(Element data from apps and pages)
● ● ● ● ●

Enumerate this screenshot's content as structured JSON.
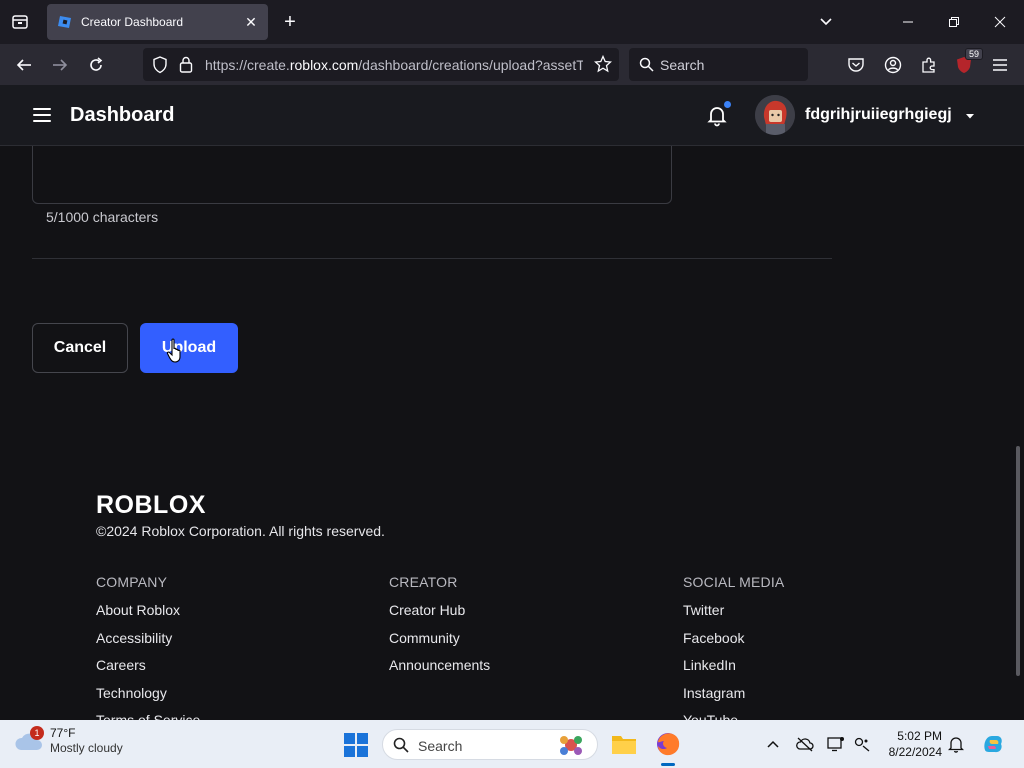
{
  "browser": {
    "tab_title": "Creator Dashboard",
    "url_prefix": "https://create.",
    "url_domain": "roblox.com",
    "url_path": "/dashboard/creations/upload?assetTy",
    "search_placeholder": "Search",
    "extension_badge": "59"
  },
  "header": {
    "title": "Dashboard",
    "username": "fdgrihjruiiegrhgiegj"
  },
  "form": {
    "char_count": "5/1000 characters",
    "cancel_label": "Cancel",
    "upload_label": "Upload"
  },
  "footer": {
    "logo_text": "ROBLOX",
    "copyright": "©2024 Roblox Corporation. All rights reserved.",
    "columns": [
      {
        "heading": "COMPANY",
        "links": [
          "About Roblox",
          "Accessibility",
          "Careers",
          "Technology",
          "Terms of Service"
        ]
      },
      {
        "heading": "CREATOR",
        "links": [
          "Creator Hub",
          "Community",
          "Announcements"
        ]
      },
      {
        "heading": "SOCIAL MEDIA",
        "links": [
          "Twitter",
          "Facebook",
          "LinkedIn",
          "Instagram",
          "YouTube"
        ]
      }
    ]
  },
  "taskbar": {
    "weather_temp": "77°F",
    "weather_condition": "Mostly cloudy",
    "weather_badge": "1",
    "search_placeholder": "Search",
    "time": "5:02 PM",
    "date": "8/22/2024"
  },
  "colors": {
    "accent_blue": "#335fff",
    "page_bg": "#121215",
    "header_bg": "#191a1f"
  }
}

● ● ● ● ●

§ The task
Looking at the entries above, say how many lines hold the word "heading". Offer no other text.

§ Answer to the exercise
3